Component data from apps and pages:
=-=-=

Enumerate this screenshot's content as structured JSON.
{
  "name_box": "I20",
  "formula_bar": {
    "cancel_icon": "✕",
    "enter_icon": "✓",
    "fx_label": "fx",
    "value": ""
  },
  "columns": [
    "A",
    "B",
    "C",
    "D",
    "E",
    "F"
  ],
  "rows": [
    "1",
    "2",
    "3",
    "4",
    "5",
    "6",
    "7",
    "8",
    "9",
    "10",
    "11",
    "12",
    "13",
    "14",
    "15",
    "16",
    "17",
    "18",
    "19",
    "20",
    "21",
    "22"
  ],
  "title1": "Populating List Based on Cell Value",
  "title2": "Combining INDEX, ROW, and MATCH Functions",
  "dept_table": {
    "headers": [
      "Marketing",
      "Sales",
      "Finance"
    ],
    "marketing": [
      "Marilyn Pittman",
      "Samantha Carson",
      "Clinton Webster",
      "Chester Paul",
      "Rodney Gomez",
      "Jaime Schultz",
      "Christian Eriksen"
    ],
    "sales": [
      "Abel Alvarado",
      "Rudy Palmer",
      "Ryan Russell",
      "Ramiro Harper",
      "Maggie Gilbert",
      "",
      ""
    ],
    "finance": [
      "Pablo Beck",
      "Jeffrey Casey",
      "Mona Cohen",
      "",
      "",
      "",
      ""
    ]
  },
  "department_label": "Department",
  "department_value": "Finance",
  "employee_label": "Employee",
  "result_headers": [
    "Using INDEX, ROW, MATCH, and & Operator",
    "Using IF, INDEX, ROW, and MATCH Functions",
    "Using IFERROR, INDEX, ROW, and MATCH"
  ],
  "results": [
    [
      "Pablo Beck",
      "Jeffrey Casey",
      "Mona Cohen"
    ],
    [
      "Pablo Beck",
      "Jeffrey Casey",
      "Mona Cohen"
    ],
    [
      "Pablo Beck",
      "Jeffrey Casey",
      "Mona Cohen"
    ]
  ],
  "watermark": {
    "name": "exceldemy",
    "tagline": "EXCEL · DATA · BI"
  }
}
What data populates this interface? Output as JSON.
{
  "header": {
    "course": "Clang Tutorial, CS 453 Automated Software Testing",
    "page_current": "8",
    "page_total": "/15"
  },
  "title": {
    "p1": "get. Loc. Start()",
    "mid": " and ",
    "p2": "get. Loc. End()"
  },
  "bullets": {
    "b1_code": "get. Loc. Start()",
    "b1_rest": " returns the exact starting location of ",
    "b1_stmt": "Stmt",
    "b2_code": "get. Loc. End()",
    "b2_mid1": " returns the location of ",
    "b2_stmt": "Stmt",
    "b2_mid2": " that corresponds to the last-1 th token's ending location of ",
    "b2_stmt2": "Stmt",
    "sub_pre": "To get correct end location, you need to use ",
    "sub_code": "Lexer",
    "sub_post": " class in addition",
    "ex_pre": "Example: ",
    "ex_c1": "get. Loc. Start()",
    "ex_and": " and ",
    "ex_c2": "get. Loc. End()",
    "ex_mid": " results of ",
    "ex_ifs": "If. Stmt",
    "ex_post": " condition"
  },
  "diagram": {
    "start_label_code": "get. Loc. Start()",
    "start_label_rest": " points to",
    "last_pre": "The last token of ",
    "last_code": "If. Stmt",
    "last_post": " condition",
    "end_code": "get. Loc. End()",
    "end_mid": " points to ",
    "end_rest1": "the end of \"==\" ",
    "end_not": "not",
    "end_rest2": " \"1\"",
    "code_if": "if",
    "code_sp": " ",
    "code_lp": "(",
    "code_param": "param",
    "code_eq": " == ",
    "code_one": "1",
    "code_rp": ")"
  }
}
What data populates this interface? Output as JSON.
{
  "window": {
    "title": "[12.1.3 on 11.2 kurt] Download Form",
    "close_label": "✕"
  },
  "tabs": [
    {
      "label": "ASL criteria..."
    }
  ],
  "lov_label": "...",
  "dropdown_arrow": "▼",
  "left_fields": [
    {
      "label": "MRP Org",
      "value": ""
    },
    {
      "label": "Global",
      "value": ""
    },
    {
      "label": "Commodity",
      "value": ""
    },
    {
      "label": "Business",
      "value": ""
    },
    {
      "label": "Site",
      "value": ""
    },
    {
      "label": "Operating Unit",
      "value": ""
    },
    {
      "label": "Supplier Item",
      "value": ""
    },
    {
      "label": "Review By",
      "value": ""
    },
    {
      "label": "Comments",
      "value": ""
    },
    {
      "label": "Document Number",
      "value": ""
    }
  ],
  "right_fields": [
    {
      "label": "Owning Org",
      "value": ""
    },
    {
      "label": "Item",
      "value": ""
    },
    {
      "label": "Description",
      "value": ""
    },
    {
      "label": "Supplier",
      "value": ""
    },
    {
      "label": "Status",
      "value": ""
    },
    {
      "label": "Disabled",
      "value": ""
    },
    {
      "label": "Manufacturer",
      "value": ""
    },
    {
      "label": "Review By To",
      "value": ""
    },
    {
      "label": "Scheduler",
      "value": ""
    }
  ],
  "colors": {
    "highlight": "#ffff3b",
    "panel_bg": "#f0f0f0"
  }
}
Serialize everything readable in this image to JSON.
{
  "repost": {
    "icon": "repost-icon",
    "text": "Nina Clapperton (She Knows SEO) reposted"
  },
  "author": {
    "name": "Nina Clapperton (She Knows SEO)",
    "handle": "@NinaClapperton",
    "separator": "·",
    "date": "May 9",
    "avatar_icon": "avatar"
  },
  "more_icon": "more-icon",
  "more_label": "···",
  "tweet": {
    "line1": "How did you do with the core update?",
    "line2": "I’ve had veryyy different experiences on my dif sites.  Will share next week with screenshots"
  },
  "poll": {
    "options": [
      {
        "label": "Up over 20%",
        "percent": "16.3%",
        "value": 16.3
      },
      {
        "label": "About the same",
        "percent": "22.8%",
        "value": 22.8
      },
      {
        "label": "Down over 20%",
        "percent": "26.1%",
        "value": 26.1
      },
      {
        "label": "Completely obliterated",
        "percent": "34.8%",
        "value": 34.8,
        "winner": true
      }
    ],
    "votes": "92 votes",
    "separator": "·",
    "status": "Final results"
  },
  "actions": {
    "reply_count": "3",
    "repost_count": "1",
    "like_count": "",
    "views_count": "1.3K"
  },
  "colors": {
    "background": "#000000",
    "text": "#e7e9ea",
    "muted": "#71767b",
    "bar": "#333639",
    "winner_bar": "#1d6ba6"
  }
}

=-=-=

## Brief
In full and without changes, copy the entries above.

## Task solution
Enumerate this screenshot's content as structured JSON.
{
  "name_box": "I20",
  "formula_bar": {
    "cancel_icon": "✕",
    "enter_icon": "✓",
    "fx_label": "fx",
    "value": ""
  },
  "columns": [
    "A",
    "B",
    "C",
    "D",
    "E",
    "F"
  ],
  "rows": [
    "1",
    "2",
    "3",
    "4",
    "5",
    "6",
    "7",
    "8",
    "9",
    "10",
    "11",
    "12",
    "13",
    "14",
    "15",
    "16",
    "17",
    "18",
    "19",
    "20",
    "21",
    "22"
  ],
  "title1": "Populating List Based on Cell Value",
  "title2": "Combining INDEX, ROW, and MATCH Functions",
  "dept_table": {
    "headers": [
      "Marketing",
      "Sales",
      "Finance"
    ],
    "marketing": [
      "Marilyn Pittman",
      "Samantha Carson",
      "Clinton Webster",
      "Chester Paul",
      "Rodney Gomez",
      "Jaime Schultz",
      "Christian Eriksen"
    ],
    "sales": [
      "Abel Alvarado",
      "Rudy Palmer",
      "Ryan Russell",
      "Ramiro Harper",
      "Maggie Gilbert",
      "",
      ""
    ],
    "finance": [
      "Pablo Beck",
      "Jeffrey Casey",
      "Mona Cohen",
      "",
      "",
      "",
      ""
    ]
  },
  "department_label": "Department",
  "department_value": "Finance",
  "employee_label": "Employee",
  "result_headers": [
    "Using INDEX, ROW, MATCH, and & Operator",
    "Using IF, INDEX, ROW, and MATCH Functions",
    "Using IFERROR, INDEX, ROW, and MATCH"
  ],
  "results": [
    [
      "Pablo Beck",
      "Jeffrey Casey",
      "Mona Cohen"
    ],
    [
      "Pablo Beck",
      "Jeffrey Casey",
      "Mona Cohen"
    ],
    [
      "Pablo Beck",
      "Jeffrey Casey",
      "Mona Cohen"
    ]
  ],
  "watermark": {
    "name": "exceldemy",
    "tagline": "EXCEL · DATA · BI"
  }
}
What data populates this interface? Output as JSON.
{
  "header": {
    "course": "Clang Tutorial, CS 453 Automated Software Testing",
    "page_current": "8",
    "page_total": "/15"
  },
  "title": {
    "p1": "get. Loc. Start()",
    "mid": " and ",
    "p2": "get. Loc. End()"
  },
  "bullets": {
    "b1_code": "get. Loc. Start()",
    "b1_rest": " returns the exact starting location of ",
    "b1_stmt": "Stmt",
    "b2_code": "get. Loc. End()",
    "b2_mid1": " returns the location of ",
    "b2_stmt": "Stmt",
    "b2_mid2": " that corresponds to the last-1 th token's ending location of ",
    "b2_stmt2": "Stmt",
    "sub_pre": "To get correct end location, you need to use ",
    "sub_code": "Lexer",
    "sub_post": " class in addition",
    "ex_pre": "Example: ",
    "ex_c1": "get. Loc. Start()",
    "ex_and": " and ",
    "ex_c2": "get. Loc. End()",
    "ex_mid": " results of ",
    "ex_ifs": "If. Stmt",
    "ex_post": " condition"
  },
  "diagram": {
    "start_label_code": "get. Loc. Start()",
    "start_label_rest": " points to",
    "last_pre": "The last token of ",
    "last_code": "If. Stmt",
    "last_post": " condition",
    "end_code": "get. Loc. End()",
    "end_mid": " points to ",
    "end_rest1": "the end of \"==\" ",
    "end_not": "not",
    "end_rest2": " \"1\"",
    "code_if": "if",
    "code_sp": " ",
    "code_lp": "(",
    "code_param": "param",
    "code_eq": " == ",
    "code_one": "1",
    "code_rp": ")"
  }
}
What data populates this interface? Output as JSON.
{
  "window": {
    "title": "[12.1.3 on 11.2 kurt] Download Form",
    "close_label": "✕"
  },
  "tabs": [
    {
      "label": "ASL criteria..."
    }
  ],
  "lov_label": "...",
  "dropdown_arrow": "▼",
  "left_fields": [
    {
      "label": "MRP Org",
      "value": ""
    },
    {
      "label": "Global",
      "value": ""
    },
    {
      "label": "Commodity",
      "value": ""
    },
    {
      "label": "Business",
      "value": ""
    },
    {
      "label": "Site",
      "value": ""
    },
    {
      "label": "Operating Unit",
      "value": ""
    },
    {
      "label": "Supplier Item",
      "value": ""
    },
    {
      "label": "Review By",
      "value": ""
    },
    {
      "label": "Comments",
      "value": ""
    },
    {
      "label": "Document Number",
      "value": ""
    }
  ],
  "right_fields": [
    {
      "label": "Owning Org",
      "value": ""
    },
    {
      "label": "Item",
      "value": ""
    },
    {
      "label": "Description",
      "value": ""
    },
    {
      "label": "Supplier",
      "value": ""
    },
    {
      "label": "Status",
      "value": ""
    },
    {
      "label": "Disabled",
      "value": ""
    },
    {
      "label": "Manufacturer",
      "value": ""
    },
    {
      "label": "Review By To",
      "value": ""
    },
    {
      "label": "Scheduler",
      "value": ""
    }
  ],
  "colors": {
    "highlight": "#ffff3b",
    "panel_bg": "#f0f0f0"
  }
}
Serialize everything readable in this image to JSON.
{
  "repost": {
    "icon": "repost-icon",
    "text": "Nina Clapperton (She Knows SEO) reposted"
  },
  "author": {
    "name": "Nina Clapperton (She Knows SEO)",
    "handle": "@NinaClapperton",
    "separator": "·",
    "date": "May 9",
    "avatar_icon": "avatar"
  },
  "more_icon": "more-icon",
  "more_label": "···",
  "tweet": {
    "line1": "How did you do with the core update?",
    "line2": "I’ve had veryyy different experiences on my dif sites.  Will share next week with screenshots"
  },
  "poll": {
    "options": [
      {
        "label": "Up over 20%",
        "percent": "16.3%",
        "value": 16.3
      },
      {
        "label": "About the same",
        "percent": "22.8%",
        "value": 22.8
      },
      {
        "label": "Down over 20%",
        "percent": "26.1%",
        "value": 26.1
      },
      {
        "label": "Completely obliterated",
        "percent": "34.8%",
        "value": 34.8,
        "winner": true
      }
    ],
    "votes": "92 votes",
    "separator": "·",
    "status": "Final results"
  },
  "actions": {
    "reply_count": "3",
    "repost_count": "1",
    "like_count": "",
    "views_count": "1.3K"
  },
  "colors": {
    "background": "#000000",
    "text": "#e7e9ea",
    "muted": "#71767b",
    "bar": "#333639",
    "winner_bar": "#1d6ba6"
  }
}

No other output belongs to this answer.